* [REQUIRED ACTION]: The required output is every record, written out exactly.

* [EXTRACTED RECORDS]:
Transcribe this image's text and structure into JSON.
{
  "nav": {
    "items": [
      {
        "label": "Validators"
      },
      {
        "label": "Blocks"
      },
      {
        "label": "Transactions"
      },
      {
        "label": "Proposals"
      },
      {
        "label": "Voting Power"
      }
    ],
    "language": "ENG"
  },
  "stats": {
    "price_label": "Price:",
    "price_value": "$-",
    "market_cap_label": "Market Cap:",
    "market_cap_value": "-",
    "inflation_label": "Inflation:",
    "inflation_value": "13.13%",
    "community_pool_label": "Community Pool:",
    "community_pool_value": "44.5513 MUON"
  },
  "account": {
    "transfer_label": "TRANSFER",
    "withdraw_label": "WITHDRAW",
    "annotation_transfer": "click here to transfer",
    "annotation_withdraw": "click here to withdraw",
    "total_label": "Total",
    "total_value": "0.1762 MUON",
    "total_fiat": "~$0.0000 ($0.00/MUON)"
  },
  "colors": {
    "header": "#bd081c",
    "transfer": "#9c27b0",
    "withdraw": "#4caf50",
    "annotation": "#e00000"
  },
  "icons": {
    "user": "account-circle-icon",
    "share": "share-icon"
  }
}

* [RESPONSE AREA]:
Transcribe this image's text and structure into JSON.
{
  "nav": {
    "items": [
      {
        "label": "Validators"
      },
      {
        "label": "Blocks"
      },
      {
        "label": "Transactions"
      },
      {
        "label": "Proposals"
      },
      {
        "label": "Voting Power"
      }
    ],
    "language": "ENG"
  },
  "stats": {
    "price_label": "Price:",
    "price_value": "$-",
    "market_cap_label": "Market Cap:",
    "market_cap_value": "-",
    "inflation_label": "Inflation:",
    "inflation_value": "13.13%",
    "community_pool_label": "Community Pool:",
    "community_pool_value": "44.5513 MUON"
  },
  "account": {
    "transfer_label": "TRANSFER",
    "withdraw_label": "WITHDRAW",
    "annotation_transfer": "click here to transfer",
    "annotation_withdraw": "click here to withdraw",
    "total_label": "Total",
    "total_value": "0.1762 MUON",
    "total_fiat": "~$0.0000 ($0.00/MUON)"
  },
  "colors": {
    "header": "#bd081c",
    "transfer": "#9c27b0",
    "withdraw": "#4caf50",
    "annotation": "#e00000"
  },
  "icons": {
    "user": "account-circle-icon",
    "share": "share-icon"
  }
}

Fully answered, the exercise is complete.